_Input for this task:_
----

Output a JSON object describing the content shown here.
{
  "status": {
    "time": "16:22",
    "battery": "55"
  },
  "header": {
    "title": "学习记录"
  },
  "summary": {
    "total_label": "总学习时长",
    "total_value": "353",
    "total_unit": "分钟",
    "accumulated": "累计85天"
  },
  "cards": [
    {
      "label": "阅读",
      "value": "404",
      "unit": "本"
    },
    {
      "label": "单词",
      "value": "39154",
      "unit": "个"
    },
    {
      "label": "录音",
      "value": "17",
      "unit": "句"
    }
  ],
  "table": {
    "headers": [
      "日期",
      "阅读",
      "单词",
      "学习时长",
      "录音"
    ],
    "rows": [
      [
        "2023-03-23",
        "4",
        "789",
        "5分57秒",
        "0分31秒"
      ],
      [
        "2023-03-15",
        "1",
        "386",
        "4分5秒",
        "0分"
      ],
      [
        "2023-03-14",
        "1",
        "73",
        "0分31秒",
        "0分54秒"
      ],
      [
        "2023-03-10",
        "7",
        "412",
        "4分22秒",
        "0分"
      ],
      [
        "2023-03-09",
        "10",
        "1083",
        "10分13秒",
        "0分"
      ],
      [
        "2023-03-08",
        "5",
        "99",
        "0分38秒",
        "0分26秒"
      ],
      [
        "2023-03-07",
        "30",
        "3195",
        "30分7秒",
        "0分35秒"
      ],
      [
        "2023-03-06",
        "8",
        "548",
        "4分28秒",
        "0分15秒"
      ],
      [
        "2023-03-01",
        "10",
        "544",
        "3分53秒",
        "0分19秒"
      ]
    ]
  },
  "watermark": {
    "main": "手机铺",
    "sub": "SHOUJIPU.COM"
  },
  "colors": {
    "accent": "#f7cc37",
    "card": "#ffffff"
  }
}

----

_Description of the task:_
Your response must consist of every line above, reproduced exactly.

_Your response:_
Output a JSON object describing the content shown here.
{
  "status": {
    "time": "16:22",
    "battery": "55"
  },
  "header": {
    "title": "学习记录"
  },
  "summary": {
    "total_label": "总学习时长",
    "total_value": "353",
    "total_unit": "分钟",
    "accumulated": "累计85天"
  },
  "cards": [
    {
      "label": "阅读",
      "value": "404",
      "unit": "本"
    },
    {
      "label": "单词",
      "value": "39154",
      "unit": "个"
    },
    {
      "label": "录音",
      "value": "17",
      "unit": "句"
    }
  ],
  "table": {
    "headers": [
      "日期",
      "阅读",
      "单词",
      "学习时长",
      "录音"
    ],
    "rows": [
      [
        "2023-03-23",
        "4",
        "789",
        "5分57秒",
        "0分31秒"
      ],
      [
        "2023-03-15",
        "1",
        "386",
        "4分5秒",
        "0分"
      ],
      [
        "2023-03-14",
        "1",
        "73",
        "0分31秒",
        "0分54秒"
      ],
      [
        "2023-03-10",
        "7",
        "412",
        "4分22秒",
        "0分"
      ],
      [
        "2023-03-09",
        "10",
        "1083",
        "10分13秒",
        "0分"
      ],
      [
        "2023-03-08",
        "5",
        "99",
        "0分38秒",
        "0分26秒"
      ],
      [
        "2023-03-07",
        "30",
        "3195",
        "30分7秒",
        "0分35秒"
      ],
      [
        "2023-03-06",
        "8",
        "548",
        "4分28秒",
        "0分15秒"
      ],
      [
        "2023-03-01",
        "10",
        "544",
        "3分53秒",
        "0分19秒"
      ]
    ]
  },
  "watermark": {
    "main": "手机铺",
    "sub": "SHOUJIPU.COM"
  },
  "colors": {
    "accent": "#f7cc37",
    "card": "#ffffff"
  }
}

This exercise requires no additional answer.